Dataset records section start

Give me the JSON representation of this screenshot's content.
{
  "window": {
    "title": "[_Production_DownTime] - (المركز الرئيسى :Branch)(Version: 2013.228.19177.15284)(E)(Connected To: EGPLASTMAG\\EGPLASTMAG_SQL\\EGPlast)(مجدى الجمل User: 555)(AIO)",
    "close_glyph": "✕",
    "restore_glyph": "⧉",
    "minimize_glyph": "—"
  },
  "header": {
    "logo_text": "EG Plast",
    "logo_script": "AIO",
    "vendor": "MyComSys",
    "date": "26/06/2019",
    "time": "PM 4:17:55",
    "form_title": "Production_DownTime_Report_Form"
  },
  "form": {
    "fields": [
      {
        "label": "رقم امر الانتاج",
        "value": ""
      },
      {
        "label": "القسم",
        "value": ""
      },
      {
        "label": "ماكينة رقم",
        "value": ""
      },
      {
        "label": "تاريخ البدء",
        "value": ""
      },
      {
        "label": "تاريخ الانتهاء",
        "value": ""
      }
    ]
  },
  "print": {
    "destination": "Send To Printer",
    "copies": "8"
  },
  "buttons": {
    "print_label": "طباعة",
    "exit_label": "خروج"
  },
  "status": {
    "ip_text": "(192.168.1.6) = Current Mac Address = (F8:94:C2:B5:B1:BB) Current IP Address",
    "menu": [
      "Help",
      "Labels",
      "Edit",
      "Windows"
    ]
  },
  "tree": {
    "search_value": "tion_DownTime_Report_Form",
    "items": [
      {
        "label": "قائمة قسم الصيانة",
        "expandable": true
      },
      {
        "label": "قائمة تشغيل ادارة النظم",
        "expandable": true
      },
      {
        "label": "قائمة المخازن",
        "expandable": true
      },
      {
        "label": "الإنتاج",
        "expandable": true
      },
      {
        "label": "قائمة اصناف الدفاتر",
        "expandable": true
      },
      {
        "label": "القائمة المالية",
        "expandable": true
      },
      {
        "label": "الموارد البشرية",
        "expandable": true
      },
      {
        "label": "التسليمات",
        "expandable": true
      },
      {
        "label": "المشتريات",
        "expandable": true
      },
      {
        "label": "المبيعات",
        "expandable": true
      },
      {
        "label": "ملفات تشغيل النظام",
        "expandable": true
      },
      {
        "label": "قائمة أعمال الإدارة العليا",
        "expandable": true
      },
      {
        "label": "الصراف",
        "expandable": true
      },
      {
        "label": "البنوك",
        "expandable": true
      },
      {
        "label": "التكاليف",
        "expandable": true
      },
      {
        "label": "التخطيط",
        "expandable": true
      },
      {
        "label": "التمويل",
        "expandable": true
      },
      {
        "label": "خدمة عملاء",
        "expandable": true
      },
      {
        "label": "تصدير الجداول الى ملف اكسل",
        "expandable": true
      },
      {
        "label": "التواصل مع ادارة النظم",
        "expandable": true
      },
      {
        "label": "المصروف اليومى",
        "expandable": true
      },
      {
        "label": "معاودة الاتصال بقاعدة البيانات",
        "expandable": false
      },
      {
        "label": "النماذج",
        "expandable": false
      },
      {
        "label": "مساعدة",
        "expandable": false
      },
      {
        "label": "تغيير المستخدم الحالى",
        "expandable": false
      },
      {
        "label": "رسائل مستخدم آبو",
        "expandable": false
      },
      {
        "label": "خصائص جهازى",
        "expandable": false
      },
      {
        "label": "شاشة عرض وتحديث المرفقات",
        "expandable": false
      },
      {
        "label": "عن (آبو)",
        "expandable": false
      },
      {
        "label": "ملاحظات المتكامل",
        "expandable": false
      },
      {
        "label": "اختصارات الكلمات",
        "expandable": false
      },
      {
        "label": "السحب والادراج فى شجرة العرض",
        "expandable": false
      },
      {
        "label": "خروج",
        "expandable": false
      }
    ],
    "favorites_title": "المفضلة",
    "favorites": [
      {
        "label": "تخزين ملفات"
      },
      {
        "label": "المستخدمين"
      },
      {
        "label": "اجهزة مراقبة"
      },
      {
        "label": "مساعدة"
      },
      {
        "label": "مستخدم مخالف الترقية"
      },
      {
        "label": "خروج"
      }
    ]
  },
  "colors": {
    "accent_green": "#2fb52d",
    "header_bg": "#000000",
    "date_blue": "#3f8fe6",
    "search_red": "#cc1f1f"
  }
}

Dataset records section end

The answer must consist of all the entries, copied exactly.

▶ Solution for this task:
Give me the JSON representation of this screenshot's content.
{
  "window": {
    "title": "[_Production_DownTime] - (المركز الرئيسى :Branch)(Version: 2013.228.19177.15284)(E)(Connected To: EGPLASTMAG\\EGPLASTMAG_SQL\\EGPlast)(مجدى الجمل User: 555)(AIO)",
    "close_glyph": "✕",
    "restore_glyph": "⧉",
    "minimize_glyph": "—"
  },
  "header": {
    "logo_text": "EG Plast",
    "logo_script": "AIO",
    "vendor": "MyComSys",
    "date": "26/06/2019",
    "time": "PM 4:17:55",
    "form_title": "Production_DownTime_Report_Form"
  },
  "form": {
    "fields": [
      {
        "label": "رقم امر الانتاج",
        "value": ""
      },
      {
        "label": "القسم",
        "value": ""
      },
      {
        "label": "ماكينة رقم",
        "value": ""
      },
      {
        "label": "تاريخ البدء",
        "value": ""
      },
      {
        "label": "تاريخ الانتهاء",
        "value": ""
      }
    ]
  },
  "print": {
    "destination": "Send To Printer",
    "copies": "8"
  },
  "buttons": {
    "print_label": "طباعة",
    "exit_label": "خروج"
  },
  "status": {
    "ip_text": "(192.168.1.6) = Current Mac Address = (F8:94:C2:B5:B1:BB) Current IP Address",
    "menu": [
      "Help",
      "Labels",
      "Edit",
      "Windows"
    ]
  },
  "tree": {
    "search_value": "tion_DownTime_Report_Form",
    "items": [
      {
        "label": "قائمة قسم الصيانة",
        "expandable": true
      },
      {
        "label": "قائمة تشغيل ادارة النظم",
        "expandable": true
      },
      {
        "label": "قائمة المخازن",
        "expandable": true
      },
      {
        "label": "الإنتاج",
        "expandable": true
      },
      {
        "label": "قائمة اصناف الدفاتر",
        "expandable": true
      },
      {
        "label": "القائمة المالية",
        "expandable": true
      },
      {
        "label": "الموارد البشرية",
        "expandable": true
      },
      {
        "label": "التسليمات",
        "expandable": true
      },
      {
        "label": "المشتريات",
        "expandable": true
      },
      {
        "label": "المبيعات",
        "expandable": true
      },
      {
        "label": "ملفات تشغيل النظام",
        "expandable": true
      },
      {
        "label": "قائمة أعمال الإدارة العليا",
        "expandable": true
      },
      {
        "label": "الصراف",
        "expandable": true
      },
      {
        "label": "البنوك",
        "expandable": true
      },
      {
        "label": "التكاليف",
        "expandable": true
      },
      {
        "label": "التخطيط",
        "expandable": true
      },
      {
        "label": "التمويل",
        "expandable": true
      },
      {
        "label": "خدمة عملاء",
        "expandable": true
      },
      {
        "label": "تصدير الجداول الى ملف اكسل",
        "expandable": true
      },
      {
        "label": "التواصل مع ادارة النظم",
        "expandable": true
      },
      {
        "label": "المصروف اليومى",
        "expandable": true
      },
      {
        "label": "معاودة الاتصال بقاعدة البيانات",
        "expandable": false
      },
      {
        "label": "النماذج",
        "expandable": false
      },
      {
        "label": "مساعدة",
        "expandable": false
      },
      {
        "label": "تغيير المستخدم الحالى",
        "expandable": false
      },
      {
        "label": "رسائل مستخدم آبو",
        "expandable": false
      },
      {
        "label": "خصائص جهازى",
        "expandable": false
      },
      {
        "label": "شاشة عرض وتحديث المرفقات",
        "expandable": false
      },
      {
        "label": "عن (آبو)",
        "expandable": false
      },
      {
        "label": "ملاحظات المتكامل",
        "expandable": false
      },
      {
        "label": "اختصارات الكلمات",
        "expandable": false
      },
      {
        "label": "السحب والادراج فى شجرة العرض",
        "expandable": false
      },
      {
        "label": "خروج",
        "expandable": false
      }
    ],
    "favorites_title": "المفضلة",
    "favorites": [
      {
        "label": "تخزين ملفات"
      },
      {
        "label": "المستخدمين"
      },
      {
        "label": "اجهزة مراقبة"
      },
      {
        "label": "مساعدة"
      },
      {
        "label": "مستخدم مخالف الترقية"
      },
      {
        "label": "خروج"
      }
    ]
  },
  "colors": {
    "accent_green": "#2fb52d",
    "header_bg": "#000000",
    "date_blue": "#3f8fe6",
    "search_red": "#cc1f1f"
  }
}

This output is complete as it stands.